Segment Start: Excerpted records

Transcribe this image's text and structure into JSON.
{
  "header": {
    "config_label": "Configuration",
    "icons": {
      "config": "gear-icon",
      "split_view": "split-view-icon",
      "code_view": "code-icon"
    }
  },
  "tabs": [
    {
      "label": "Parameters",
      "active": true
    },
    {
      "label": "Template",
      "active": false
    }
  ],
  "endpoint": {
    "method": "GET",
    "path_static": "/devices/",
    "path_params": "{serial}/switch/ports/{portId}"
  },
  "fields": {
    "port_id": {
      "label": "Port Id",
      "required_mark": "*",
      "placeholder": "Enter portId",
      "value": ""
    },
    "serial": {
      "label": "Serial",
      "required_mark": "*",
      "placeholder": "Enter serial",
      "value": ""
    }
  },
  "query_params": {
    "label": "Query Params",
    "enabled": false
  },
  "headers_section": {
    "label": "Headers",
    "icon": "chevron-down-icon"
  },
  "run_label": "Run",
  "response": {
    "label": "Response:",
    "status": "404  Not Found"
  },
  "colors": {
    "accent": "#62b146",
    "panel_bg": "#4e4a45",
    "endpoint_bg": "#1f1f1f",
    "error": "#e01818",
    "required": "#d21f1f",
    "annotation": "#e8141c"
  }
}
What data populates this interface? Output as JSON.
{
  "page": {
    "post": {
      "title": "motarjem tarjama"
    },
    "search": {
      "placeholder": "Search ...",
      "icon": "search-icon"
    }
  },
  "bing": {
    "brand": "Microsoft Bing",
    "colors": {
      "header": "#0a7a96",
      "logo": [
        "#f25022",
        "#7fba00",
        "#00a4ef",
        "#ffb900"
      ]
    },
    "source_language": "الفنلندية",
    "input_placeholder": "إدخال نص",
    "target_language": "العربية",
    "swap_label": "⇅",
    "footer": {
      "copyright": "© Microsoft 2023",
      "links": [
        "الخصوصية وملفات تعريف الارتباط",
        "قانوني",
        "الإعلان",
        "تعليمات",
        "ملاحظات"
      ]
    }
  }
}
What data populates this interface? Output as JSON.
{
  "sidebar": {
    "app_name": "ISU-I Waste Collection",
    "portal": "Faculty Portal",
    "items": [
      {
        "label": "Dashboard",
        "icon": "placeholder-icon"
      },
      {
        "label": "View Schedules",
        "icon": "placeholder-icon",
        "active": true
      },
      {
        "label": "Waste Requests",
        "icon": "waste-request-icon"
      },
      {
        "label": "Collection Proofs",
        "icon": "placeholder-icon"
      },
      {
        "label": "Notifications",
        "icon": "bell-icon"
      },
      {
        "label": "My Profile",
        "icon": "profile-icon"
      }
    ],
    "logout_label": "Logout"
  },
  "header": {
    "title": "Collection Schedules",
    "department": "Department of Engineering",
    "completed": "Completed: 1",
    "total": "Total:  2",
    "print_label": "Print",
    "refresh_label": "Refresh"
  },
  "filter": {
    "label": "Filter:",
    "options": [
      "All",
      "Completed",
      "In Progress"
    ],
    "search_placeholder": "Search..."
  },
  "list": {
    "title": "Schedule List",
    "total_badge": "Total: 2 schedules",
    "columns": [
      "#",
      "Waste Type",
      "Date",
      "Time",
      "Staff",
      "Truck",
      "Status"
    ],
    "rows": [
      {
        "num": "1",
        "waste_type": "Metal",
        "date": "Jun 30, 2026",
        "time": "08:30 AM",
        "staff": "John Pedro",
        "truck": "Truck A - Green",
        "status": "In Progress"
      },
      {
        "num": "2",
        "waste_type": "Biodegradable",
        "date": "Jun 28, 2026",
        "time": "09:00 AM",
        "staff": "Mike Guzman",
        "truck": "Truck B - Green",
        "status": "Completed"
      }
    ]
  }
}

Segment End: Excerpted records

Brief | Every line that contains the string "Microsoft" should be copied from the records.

Reply |
    "brand": "Microsoft Bing",
      "copyright": "© Microsoft 2023",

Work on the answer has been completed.